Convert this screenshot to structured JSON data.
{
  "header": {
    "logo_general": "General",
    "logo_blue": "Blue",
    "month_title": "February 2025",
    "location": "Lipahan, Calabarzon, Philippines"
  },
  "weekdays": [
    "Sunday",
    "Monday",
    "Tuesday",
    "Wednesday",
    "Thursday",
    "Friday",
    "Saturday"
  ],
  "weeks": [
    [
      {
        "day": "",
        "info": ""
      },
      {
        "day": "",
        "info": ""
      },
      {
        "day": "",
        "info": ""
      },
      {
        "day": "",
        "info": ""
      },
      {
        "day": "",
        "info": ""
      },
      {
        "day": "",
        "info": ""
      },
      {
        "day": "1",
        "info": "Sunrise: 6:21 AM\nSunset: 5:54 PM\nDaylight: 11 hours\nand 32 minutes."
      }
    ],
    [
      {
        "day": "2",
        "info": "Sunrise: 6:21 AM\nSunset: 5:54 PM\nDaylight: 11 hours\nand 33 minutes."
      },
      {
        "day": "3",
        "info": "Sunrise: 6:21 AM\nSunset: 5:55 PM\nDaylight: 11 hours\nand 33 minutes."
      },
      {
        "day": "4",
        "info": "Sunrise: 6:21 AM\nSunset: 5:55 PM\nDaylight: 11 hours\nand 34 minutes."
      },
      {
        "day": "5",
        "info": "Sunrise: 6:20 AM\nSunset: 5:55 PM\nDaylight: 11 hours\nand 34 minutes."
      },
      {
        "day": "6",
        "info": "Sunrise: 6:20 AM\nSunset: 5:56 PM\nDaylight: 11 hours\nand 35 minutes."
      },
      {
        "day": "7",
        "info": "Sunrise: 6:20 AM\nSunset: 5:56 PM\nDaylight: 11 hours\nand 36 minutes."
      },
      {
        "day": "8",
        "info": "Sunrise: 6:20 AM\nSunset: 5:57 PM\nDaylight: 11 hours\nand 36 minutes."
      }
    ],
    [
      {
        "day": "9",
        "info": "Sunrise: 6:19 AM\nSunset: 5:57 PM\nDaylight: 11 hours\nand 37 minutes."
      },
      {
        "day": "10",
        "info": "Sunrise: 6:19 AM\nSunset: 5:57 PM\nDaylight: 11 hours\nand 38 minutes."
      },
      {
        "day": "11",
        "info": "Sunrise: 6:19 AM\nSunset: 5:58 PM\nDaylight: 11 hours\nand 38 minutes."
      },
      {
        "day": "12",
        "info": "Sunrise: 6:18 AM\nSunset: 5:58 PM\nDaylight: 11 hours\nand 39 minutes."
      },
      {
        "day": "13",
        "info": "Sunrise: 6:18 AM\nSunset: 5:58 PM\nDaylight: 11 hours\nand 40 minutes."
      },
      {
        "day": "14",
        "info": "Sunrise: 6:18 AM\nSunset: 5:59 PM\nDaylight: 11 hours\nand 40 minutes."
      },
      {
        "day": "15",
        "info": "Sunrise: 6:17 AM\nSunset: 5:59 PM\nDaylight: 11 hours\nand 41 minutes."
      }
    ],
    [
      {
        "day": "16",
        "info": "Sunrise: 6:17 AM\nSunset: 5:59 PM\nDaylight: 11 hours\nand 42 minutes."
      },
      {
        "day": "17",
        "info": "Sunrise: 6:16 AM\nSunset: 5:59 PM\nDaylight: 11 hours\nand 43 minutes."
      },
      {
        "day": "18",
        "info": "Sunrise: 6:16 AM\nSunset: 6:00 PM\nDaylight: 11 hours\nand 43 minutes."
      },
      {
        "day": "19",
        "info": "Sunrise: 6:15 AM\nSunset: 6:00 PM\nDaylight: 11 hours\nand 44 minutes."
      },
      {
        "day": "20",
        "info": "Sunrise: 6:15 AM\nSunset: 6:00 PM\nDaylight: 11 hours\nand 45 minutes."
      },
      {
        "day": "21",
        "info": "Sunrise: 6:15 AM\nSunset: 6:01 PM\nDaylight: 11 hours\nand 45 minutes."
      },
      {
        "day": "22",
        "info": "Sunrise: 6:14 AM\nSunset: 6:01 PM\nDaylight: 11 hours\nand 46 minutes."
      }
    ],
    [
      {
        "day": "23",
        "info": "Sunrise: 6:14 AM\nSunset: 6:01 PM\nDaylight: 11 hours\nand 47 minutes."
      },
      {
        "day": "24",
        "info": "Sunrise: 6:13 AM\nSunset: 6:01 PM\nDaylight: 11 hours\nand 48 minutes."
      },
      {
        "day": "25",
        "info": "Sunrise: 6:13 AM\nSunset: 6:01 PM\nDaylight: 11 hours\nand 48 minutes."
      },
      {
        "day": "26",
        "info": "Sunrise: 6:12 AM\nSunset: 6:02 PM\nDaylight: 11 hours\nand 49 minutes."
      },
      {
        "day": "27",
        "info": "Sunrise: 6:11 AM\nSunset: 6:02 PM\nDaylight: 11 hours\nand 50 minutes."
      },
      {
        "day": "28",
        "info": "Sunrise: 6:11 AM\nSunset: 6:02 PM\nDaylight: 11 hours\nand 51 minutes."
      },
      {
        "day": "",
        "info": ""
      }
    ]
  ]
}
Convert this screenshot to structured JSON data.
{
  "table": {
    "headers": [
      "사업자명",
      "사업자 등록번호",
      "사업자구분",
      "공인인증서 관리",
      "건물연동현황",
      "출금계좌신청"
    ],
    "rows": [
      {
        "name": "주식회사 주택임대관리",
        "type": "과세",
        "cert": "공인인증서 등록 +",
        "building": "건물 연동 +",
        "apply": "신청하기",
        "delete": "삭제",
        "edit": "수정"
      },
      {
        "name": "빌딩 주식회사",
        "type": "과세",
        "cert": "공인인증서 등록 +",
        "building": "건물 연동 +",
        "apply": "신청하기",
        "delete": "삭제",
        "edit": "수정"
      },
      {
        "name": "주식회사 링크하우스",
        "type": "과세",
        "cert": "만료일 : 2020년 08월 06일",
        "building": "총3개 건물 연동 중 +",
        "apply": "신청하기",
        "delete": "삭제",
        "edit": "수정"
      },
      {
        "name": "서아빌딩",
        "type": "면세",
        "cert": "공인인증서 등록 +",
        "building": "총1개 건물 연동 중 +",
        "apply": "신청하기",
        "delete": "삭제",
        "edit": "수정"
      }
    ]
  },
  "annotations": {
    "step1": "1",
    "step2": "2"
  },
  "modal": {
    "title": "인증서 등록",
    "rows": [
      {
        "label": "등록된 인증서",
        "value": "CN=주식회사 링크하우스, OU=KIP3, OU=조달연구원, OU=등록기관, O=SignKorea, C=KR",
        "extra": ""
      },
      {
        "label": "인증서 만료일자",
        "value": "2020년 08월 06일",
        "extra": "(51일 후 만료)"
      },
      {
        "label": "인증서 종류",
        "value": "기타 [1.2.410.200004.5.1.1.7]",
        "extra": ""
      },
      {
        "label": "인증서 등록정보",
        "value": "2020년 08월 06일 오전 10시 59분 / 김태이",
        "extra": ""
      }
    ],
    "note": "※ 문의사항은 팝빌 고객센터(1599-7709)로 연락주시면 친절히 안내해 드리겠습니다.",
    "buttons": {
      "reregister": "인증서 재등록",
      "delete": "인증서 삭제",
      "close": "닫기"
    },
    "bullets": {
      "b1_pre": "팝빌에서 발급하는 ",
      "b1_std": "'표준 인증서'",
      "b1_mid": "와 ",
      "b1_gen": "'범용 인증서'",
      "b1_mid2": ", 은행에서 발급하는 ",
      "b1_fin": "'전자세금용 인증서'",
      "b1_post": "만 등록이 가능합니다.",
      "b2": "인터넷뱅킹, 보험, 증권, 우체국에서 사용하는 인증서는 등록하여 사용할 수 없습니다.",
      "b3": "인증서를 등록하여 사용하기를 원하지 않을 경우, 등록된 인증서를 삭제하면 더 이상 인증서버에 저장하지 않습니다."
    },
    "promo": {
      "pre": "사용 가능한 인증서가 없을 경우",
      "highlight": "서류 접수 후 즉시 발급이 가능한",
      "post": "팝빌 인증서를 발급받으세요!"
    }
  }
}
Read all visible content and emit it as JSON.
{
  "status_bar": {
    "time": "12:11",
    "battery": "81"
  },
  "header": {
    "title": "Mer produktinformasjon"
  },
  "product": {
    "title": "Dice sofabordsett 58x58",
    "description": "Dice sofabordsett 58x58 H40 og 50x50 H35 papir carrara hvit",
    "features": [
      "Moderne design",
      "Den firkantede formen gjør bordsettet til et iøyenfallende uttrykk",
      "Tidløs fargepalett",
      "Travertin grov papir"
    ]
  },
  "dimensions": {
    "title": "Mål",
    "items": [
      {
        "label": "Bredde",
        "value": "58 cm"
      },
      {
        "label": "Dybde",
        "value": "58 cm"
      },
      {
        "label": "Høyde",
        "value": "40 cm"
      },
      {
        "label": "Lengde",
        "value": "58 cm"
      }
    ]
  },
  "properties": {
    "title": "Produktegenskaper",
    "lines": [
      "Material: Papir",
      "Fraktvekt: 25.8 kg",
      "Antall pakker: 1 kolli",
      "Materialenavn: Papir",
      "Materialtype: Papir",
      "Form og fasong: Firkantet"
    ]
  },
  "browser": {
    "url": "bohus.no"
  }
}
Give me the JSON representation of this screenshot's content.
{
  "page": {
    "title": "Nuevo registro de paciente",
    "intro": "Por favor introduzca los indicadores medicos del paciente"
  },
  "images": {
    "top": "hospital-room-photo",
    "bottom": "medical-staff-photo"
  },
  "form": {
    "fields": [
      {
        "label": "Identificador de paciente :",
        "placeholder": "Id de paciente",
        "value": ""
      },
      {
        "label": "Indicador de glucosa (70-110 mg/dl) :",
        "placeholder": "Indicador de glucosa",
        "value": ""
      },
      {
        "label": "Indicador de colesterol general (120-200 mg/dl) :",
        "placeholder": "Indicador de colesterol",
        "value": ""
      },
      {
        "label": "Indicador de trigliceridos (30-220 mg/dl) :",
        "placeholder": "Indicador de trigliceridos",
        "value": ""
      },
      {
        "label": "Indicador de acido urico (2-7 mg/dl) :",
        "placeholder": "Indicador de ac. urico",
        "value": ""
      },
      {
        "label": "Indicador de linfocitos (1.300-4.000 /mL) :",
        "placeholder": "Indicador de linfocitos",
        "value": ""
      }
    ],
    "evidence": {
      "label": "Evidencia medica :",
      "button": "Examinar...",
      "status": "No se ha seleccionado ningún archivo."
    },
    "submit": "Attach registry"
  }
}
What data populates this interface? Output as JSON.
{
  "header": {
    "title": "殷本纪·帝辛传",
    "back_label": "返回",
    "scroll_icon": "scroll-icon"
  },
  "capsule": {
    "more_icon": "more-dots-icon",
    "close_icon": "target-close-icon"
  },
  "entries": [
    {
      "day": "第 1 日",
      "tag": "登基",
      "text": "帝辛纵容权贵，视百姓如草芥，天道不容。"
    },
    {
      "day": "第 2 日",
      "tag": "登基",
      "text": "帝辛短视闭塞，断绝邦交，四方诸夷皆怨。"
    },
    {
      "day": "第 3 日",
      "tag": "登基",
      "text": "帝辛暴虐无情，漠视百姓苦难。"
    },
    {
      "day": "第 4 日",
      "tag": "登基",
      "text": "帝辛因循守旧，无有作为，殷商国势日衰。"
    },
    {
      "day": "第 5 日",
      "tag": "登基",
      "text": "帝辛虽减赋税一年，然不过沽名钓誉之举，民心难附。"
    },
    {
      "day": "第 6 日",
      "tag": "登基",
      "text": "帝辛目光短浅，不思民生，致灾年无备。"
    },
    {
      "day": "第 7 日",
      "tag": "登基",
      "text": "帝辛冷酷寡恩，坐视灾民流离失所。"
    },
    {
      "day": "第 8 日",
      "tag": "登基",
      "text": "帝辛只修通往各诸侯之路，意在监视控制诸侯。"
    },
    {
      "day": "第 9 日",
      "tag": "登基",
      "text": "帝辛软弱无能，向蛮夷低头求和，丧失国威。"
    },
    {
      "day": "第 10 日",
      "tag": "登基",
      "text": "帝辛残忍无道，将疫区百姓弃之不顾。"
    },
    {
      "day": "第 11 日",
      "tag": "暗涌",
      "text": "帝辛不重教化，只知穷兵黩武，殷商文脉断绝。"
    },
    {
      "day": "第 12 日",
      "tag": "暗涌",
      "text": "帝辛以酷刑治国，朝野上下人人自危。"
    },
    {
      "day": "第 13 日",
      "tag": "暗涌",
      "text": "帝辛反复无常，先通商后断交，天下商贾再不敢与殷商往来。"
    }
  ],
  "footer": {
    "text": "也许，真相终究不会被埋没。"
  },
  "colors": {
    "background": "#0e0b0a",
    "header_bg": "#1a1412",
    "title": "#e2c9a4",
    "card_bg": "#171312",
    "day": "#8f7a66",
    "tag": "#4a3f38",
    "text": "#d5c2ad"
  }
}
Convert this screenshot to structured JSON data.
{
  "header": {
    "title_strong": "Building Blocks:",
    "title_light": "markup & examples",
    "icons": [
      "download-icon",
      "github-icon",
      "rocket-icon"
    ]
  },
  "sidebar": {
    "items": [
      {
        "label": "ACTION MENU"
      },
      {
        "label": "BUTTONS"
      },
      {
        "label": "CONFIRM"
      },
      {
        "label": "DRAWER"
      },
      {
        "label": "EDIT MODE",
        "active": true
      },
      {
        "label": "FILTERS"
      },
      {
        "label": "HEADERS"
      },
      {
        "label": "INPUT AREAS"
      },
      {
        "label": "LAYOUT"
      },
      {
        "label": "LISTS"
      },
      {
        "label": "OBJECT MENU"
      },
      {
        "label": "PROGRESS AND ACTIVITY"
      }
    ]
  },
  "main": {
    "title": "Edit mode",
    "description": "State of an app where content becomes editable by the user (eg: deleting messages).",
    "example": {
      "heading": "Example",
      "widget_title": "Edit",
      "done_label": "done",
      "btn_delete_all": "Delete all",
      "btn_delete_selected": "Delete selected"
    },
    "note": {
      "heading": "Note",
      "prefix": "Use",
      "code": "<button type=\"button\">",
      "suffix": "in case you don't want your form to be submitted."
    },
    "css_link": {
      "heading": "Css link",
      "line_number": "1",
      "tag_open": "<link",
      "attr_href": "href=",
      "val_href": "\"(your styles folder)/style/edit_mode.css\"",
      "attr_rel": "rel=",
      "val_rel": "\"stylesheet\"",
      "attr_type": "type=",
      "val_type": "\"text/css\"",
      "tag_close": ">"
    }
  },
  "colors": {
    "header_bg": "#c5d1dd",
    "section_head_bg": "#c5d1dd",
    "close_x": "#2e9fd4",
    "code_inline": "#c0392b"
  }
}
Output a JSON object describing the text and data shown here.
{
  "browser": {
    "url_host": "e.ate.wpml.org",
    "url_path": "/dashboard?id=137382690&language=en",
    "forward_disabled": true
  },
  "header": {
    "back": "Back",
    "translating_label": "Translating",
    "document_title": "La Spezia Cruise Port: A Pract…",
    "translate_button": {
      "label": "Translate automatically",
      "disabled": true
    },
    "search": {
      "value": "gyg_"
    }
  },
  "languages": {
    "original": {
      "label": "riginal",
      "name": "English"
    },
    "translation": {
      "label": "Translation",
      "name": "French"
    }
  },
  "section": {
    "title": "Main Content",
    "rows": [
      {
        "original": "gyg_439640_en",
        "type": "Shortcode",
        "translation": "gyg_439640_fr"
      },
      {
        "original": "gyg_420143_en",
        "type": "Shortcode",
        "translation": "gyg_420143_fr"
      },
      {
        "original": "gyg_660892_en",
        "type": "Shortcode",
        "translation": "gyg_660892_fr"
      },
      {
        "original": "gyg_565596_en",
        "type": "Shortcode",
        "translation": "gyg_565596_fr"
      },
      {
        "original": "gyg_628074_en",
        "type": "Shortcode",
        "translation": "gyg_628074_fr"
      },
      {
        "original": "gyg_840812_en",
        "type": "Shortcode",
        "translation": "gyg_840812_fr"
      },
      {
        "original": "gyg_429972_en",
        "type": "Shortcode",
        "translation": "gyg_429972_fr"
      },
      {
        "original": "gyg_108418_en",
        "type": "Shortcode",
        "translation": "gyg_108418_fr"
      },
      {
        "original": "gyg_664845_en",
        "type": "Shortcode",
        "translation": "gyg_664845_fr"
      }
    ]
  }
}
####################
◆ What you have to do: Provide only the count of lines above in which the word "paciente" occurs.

◆ Problem solution: 4